The Unicoi County Public Library was presented with a Training Opportunities for the Public grant by Tennessee Secretary of State Tre Hargett and state Sen. Steve Southerland last month.
The $4,898 grant will be used to buy solar charging stations, Wi-Fi hotspots and to pay for instructors to provide training for library visitors.
“I am proud of the Unicoi County Public Library for receiving this important grant that will invest in new technologies for our citizens and ensure the library can continue to serve our communities,” Southerland said. “I appreciate the work of Secretary Hargett for administering these grants and commend local officials for their efforts to secure these funds.”
TOP Grants are available for public libraries to provide digital literacy training to the public. The grant will fund Wi-Fi hot spots and solar charging stations, while increasing internet access at the library and funding the Digital Navigators pilot project.
“A circulating hot spot is a device that can be checked out from the library that will enable you to connect to the internet in any location. This is especially important for folks that have limited connectivity in their home or have inconsistent internet service,” explained UCPL Director Suzy Bomgardner.
“In our mountainous region, this is especially important,” she added.
Bomgardner said the grant will pay for the data service until the end of June.
“A solar-powered charging bench is something we are very excited about, as it promotes sustainable energy and will allow our patrons a place to charge their devices, even after library hours,” she said. “We hope to have this grace our front entrance soon and serve our community in perpetuity.”
Bomgardner added that support for the library from local and state officials is important.
“It is critical for state and local officials to support the library in this way, as we’ve seen over the past few years how vital technological literacy is, whether it’s connecting on zoom with family members over quarantines, applying for remote positions, or furthering education through online courses,” she said. “By partnering with local libraries in this, our elected officials can tangibly show their investment in their community by providing the resources libraries need to do this hands-on work.

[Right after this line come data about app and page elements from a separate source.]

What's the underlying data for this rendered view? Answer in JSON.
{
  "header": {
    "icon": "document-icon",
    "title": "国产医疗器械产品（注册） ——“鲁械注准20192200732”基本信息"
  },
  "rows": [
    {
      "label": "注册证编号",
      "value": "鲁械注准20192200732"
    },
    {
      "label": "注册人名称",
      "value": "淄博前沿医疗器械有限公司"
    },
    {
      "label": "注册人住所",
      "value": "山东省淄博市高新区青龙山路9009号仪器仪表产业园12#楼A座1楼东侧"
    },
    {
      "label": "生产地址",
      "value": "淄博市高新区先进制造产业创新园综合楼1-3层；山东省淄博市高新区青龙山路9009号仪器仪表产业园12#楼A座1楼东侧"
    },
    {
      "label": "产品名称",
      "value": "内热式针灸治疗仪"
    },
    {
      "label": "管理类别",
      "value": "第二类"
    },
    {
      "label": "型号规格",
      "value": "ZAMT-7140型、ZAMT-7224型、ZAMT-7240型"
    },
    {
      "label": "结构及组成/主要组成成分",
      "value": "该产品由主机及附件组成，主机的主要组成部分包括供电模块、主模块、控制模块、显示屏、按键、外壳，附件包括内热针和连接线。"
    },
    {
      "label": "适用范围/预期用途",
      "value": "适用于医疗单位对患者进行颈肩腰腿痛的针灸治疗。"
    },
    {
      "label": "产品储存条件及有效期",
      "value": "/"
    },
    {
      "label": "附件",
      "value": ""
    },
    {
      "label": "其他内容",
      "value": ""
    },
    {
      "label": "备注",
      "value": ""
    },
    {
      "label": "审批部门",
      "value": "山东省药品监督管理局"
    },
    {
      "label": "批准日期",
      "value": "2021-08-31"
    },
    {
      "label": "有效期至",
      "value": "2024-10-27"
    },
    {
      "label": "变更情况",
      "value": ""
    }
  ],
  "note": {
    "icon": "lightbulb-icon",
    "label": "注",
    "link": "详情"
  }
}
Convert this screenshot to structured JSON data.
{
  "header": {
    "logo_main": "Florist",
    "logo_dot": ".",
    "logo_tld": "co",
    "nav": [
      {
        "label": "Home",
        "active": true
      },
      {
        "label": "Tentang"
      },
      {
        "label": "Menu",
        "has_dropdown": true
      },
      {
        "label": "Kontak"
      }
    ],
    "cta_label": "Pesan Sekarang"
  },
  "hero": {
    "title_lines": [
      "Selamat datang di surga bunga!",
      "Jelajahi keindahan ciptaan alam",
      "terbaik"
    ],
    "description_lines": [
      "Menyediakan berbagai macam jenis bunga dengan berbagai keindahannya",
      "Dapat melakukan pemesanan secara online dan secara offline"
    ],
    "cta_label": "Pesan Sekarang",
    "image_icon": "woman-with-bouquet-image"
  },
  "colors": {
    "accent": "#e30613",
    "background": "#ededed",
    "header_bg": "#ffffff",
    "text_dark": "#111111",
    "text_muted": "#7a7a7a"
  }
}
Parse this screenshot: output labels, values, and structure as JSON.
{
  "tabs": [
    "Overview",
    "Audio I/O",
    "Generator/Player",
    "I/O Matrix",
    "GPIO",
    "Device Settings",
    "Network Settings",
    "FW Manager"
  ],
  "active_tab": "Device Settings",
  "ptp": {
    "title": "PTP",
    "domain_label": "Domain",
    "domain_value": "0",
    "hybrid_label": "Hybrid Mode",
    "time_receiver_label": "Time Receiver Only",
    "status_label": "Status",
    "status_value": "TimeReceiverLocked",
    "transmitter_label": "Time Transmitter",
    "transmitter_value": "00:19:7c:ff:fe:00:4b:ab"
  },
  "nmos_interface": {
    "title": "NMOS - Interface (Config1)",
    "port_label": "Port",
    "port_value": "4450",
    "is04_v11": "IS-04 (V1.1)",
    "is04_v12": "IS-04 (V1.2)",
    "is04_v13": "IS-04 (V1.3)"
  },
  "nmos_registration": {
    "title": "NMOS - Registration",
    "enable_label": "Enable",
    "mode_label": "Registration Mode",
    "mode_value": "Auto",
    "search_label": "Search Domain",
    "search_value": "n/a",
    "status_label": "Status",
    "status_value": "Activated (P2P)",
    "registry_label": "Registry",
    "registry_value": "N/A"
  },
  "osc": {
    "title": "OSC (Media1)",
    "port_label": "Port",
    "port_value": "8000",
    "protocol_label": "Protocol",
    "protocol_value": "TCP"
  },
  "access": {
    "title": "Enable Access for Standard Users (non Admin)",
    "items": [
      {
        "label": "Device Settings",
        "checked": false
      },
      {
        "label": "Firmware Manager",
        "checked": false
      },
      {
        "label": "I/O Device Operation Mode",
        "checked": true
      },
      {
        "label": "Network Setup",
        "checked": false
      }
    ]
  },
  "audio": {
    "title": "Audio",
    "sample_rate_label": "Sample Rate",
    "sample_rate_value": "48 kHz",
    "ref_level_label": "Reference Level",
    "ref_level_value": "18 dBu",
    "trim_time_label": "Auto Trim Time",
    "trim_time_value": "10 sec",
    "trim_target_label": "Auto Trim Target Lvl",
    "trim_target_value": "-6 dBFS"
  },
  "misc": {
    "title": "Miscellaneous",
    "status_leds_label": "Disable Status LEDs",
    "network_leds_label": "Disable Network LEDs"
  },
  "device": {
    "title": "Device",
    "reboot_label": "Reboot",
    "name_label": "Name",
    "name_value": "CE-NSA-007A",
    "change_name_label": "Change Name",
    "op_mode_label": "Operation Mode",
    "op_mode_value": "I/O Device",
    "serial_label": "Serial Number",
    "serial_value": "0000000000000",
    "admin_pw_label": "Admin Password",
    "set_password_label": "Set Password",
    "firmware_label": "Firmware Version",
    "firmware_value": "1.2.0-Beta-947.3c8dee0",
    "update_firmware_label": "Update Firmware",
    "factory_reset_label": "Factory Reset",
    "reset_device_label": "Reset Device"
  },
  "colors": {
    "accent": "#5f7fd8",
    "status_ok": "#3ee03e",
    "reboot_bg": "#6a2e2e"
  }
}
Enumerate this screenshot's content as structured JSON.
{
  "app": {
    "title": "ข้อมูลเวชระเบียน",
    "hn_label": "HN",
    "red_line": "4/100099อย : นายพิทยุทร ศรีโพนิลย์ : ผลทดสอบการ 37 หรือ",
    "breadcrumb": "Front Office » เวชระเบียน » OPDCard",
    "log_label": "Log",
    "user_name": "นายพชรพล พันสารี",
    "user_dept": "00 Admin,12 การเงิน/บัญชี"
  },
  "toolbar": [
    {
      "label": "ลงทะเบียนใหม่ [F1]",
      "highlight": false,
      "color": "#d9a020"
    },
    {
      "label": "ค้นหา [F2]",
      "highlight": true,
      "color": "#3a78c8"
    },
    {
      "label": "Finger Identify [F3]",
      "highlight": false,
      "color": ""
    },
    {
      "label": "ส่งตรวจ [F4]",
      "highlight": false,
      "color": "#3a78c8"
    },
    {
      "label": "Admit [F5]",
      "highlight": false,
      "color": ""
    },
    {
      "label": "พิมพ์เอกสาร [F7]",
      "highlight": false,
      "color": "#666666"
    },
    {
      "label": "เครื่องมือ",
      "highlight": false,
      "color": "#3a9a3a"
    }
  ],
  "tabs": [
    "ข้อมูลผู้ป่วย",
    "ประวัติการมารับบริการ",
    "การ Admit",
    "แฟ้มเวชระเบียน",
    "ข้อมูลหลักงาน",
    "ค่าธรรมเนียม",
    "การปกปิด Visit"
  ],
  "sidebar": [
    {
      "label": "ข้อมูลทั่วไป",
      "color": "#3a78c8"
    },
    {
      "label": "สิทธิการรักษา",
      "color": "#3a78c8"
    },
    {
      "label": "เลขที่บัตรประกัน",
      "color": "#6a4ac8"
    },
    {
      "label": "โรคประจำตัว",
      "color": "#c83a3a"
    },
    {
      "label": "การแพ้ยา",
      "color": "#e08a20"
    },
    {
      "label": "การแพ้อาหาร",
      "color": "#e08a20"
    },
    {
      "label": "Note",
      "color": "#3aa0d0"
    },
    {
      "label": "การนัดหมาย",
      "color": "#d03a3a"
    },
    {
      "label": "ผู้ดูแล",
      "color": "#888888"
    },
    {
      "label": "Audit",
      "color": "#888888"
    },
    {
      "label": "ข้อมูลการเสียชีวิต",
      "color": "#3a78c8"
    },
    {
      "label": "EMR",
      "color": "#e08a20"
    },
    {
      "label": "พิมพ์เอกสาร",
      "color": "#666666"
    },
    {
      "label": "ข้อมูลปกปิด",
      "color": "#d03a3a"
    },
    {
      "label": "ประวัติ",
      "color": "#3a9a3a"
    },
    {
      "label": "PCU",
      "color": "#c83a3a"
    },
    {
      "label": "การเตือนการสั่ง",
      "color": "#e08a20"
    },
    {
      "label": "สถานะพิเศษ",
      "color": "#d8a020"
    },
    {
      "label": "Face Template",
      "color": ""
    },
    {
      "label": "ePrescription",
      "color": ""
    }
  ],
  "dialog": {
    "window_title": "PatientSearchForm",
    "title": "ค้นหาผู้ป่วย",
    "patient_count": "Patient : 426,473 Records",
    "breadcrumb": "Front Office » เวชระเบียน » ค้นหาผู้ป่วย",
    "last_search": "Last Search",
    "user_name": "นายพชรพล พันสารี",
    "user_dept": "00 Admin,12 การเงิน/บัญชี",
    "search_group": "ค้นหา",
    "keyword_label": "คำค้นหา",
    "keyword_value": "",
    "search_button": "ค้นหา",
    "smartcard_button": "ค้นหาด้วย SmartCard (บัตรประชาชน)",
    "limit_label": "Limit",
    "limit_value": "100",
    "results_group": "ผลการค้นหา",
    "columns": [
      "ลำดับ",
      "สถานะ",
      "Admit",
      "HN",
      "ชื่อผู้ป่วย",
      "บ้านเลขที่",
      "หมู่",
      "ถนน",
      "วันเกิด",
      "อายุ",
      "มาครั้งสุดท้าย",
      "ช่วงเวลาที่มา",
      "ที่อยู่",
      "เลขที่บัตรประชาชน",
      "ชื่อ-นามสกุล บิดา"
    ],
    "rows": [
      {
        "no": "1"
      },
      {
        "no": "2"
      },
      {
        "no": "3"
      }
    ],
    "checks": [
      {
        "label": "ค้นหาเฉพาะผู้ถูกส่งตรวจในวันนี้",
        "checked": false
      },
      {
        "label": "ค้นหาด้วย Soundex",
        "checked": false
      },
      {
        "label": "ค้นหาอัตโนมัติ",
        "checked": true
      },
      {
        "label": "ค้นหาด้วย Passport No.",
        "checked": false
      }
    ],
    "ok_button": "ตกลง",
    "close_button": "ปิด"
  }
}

Technology is a gateway to strengthening connections and accessing information you might not otherwise have access to.
“Libraries strive for equal access for all citizens and by empowering folks with a skill set to use technology in everyday ways, you open doors for employment, connection, and education. To quote Charles Sherrill, State Librarian and Archivist, ‘Public libraries are often the only place in town where residents have access to free technology and free training in its use.’ The Unicoi County Public Library recognizes the needs of our community and desires to bridge the gap by meeting those technology needs in a multitude of ways. We’ve had a great response already to the Senior Savvy computer classes and we are excited about being able to offer more technology classes with funding from this grant.”
Hargett said that the Unicoi County Public Library is an important hub for the community to learn and grow.
“These are your tax dollars coming back home to you,” said Hargett. “They’re not my dollars. They’re your dollars coming back here. So, we’re delighted to be able to do it.”
Bomgardner added she is thankful for Secretary Hargett’s generosity.
“He added additional funding from his own department to help provide the resources for the TOP Grant,” she said.